(EXERCISE BRIEF):
The word "icon": say how many lines of the data below contain it, and give the number alone.

(DATASET RECORDS):

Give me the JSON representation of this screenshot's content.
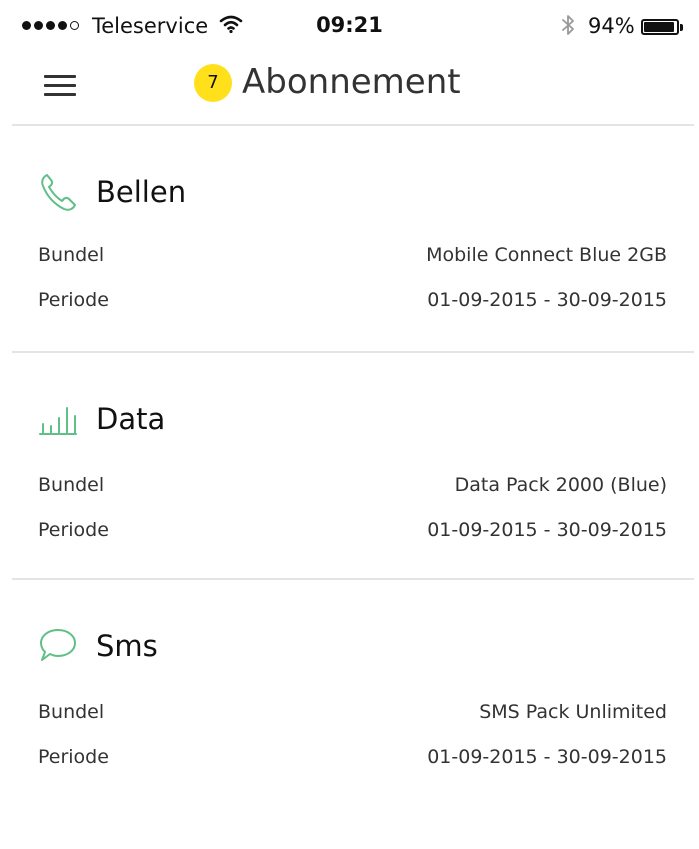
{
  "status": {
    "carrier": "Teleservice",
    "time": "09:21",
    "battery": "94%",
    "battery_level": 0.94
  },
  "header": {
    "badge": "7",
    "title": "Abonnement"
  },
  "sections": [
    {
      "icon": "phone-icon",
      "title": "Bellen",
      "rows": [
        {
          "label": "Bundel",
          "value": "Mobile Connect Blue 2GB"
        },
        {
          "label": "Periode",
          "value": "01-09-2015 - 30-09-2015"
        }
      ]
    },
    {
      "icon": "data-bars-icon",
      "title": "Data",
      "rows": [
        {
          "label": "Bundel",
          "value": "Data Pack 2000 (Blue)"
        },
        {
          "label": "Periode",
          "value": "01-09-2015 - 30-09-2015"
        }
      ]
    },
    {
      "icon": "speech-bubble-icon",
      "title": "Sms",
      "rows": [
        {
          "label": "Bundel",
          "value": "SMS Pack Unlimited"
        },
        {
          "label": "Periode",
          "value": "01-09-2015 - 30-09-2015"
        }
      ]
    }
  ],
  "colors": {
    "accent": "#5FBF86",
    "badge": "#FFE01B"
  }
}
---
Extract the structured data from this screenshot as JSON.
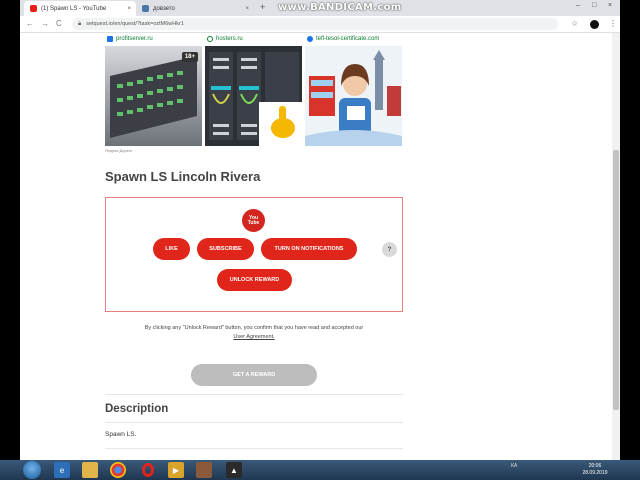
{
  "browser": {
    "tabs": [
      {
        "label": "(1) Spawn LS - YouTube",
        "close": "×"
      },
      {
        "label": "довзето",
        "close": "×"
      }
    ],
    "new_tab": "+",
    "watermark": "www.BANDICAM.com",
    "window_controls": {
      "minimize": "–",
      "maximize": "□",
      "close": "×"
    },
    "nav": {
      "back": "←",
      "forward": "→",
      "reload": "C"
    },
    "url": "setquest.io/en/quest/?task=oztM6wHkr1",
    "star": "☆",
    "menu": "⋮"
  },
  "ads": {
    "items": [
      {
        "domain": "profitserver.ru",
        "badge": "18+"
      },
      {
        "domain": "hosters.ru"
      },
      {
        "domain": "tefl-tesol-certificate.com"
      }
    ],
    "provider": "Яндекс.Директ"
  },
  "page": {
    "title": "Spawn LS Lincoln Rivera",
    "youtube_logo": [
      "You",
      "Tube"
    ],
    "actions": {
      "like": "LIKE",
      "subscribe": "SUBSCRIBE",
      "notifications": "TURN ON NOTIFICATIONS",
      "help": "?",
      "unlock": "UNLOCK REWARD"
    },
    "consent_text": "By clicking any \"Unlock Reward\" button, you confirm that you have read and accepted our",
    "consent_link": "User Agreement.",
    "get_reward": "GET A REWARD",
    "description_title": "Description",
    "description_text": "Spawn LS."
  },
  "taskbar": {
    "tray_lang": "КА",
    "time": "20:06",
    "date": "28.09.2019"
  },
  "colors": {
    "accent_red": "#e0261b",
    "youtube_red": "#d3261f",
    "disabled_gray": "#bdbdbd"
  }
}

(SOLVED EXERCISE):
3